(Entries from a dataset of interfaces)
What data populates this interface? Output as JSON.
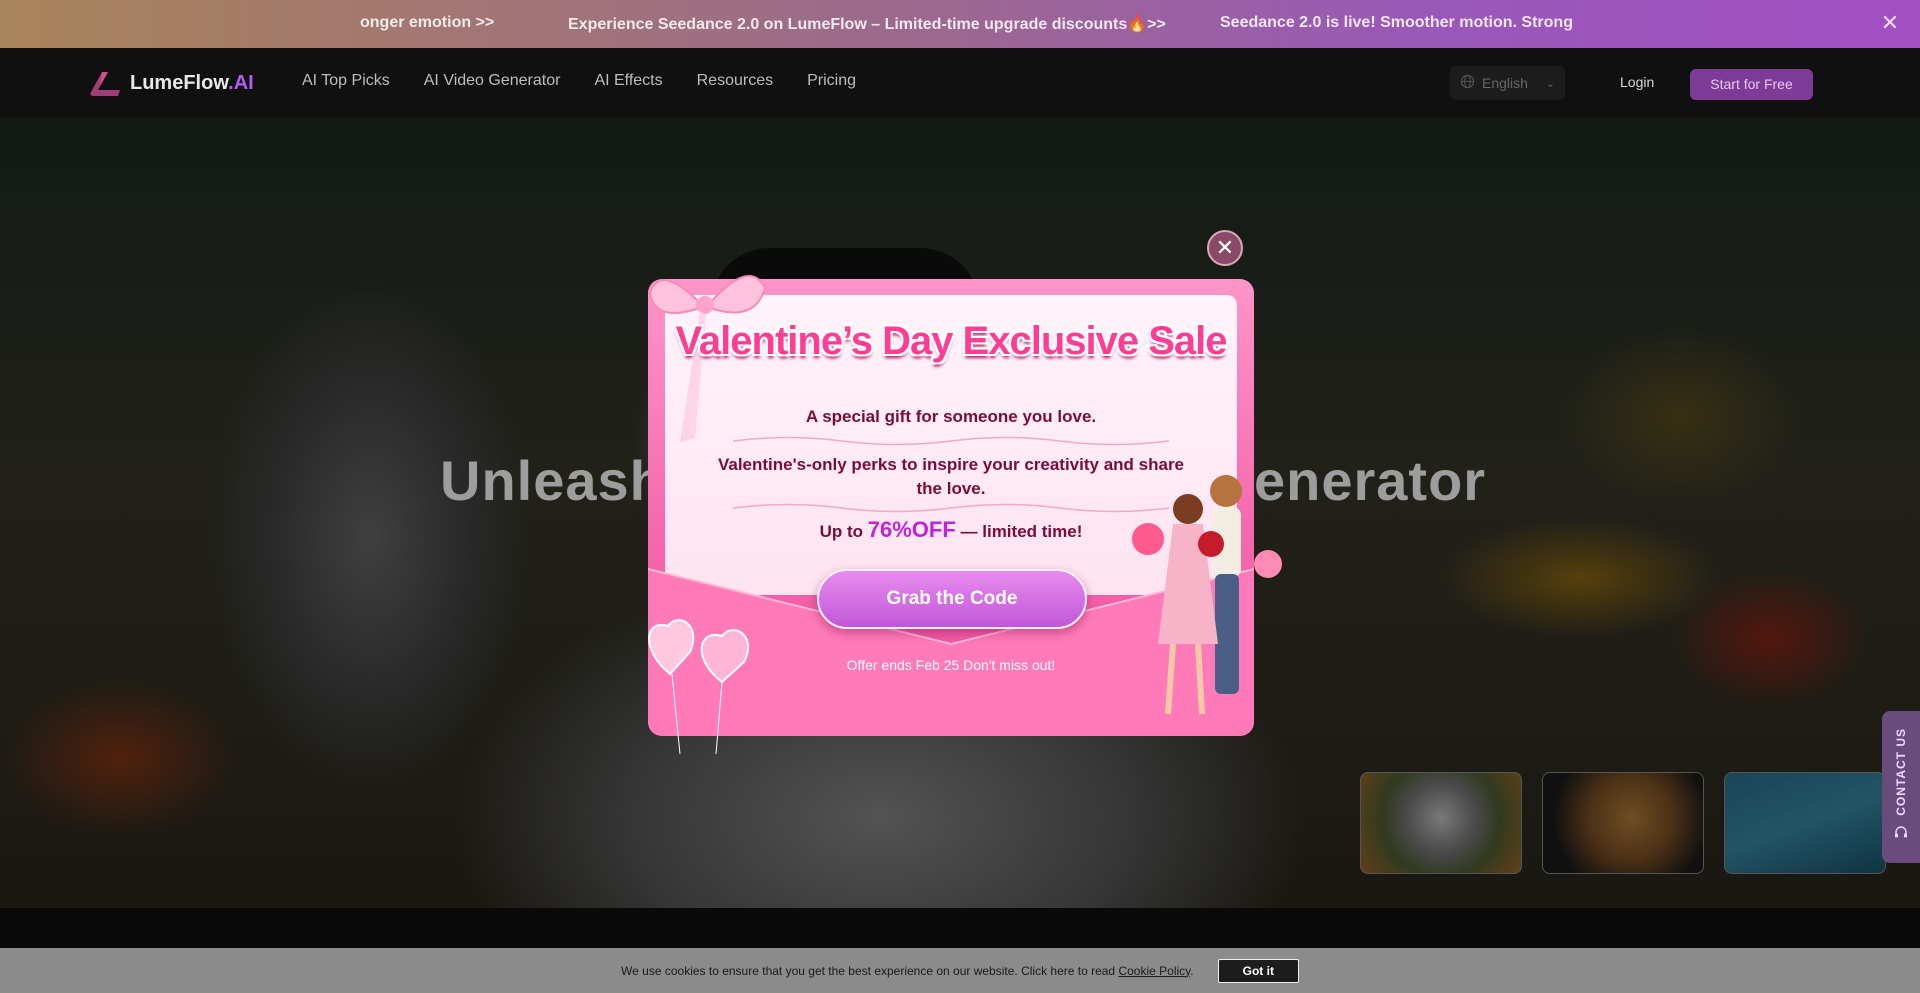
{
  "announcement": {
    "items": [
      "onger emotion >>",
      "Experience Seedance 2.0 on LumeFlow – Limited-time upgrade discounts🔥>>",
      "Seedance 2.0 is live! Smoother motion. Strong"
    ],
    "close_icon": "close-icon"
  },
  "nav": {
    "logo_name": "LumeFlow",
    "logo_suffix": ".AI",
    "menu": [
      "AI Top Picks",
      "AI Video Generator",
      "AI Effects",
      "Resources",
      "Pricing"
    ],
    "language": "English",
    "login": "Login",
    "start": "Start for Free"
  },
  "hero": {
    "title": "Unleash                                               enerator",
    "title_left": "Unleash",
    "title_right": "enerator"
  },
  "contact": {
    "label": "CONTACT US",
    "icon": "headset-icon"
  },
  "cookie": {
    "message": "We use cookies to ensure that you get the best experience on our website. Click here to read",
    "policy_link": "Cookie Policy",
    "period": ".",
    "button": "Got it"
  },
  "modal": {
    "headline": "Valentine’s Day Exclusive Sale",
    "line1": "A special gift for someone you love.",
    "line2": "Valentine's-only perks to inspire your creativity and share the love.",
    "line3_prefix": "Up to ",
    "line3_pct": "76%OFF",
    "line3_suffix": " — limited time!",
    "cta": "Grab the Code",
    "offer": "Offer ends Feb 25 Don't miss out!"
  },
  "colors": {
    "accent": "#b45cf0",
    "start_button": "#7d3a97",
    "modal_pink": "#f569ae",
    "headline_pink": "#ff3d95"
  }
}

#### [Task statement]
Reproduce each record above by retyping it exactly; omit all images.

#### [Output]
What data populates this interface? Output as JSON.
{
  "announcement": {
    "items": [
      "onger emotion >>",
      "Experience Seedance 2.0 on LumeFlow – Limited-time upgrade discounts🔥>>",
      "Seedance 2.0 is live! Smoother motion. Strong"
    ],
    "close_icon": "close-icon"
  },
  "nav": {
    "logo_name": "LumeFlow",
    "logo_suffix": ".AI",
    "menu": [
      "AI Top Picks",
      "AI Video Generator",
      "AI Effects",
      "Resources",
      "Pricing"
    ],
    "language": "English",
    "login": "Login",
    "start": "Start for Free"
  },
  "hero": {
    "title": "Unleash                                               enerator",
    "title_left": "Unleash",
    "title_right": "enerator"
  },
  "contact": {
    "label": "CONTACT US",
    "icon": "headset-icon"
  },
  "cookie": {
    "message": "We use cookies to ensure that you get the best experience on our website. Click here to read",
    "policy_link": "Cookie Policy",
    "period": ".",
    "button": "Got it"
  },
  "modal": {
    "headline": "Valentine’s Day Exclusive Sale",
    "line1": "A special gift for someone you love.",
    "line2": "Valentine's-only perks to inspire your creativity and share the love.",
    "line3_prefix": "Up to ",
    "line3_pct": "76%OFF",
    "line3_suffix": " — limited time!",
    "cta": "Grab the Code",
    "offer": "Offer ends Feb 25 Don't miss out!"
  },
  "colors": {
    "accent": "#b45cf0",
    "start_button": "#7d3a97",
    "modal_pink": "#f569ae",
    "headline_pink": "#ff3d95"
  }
}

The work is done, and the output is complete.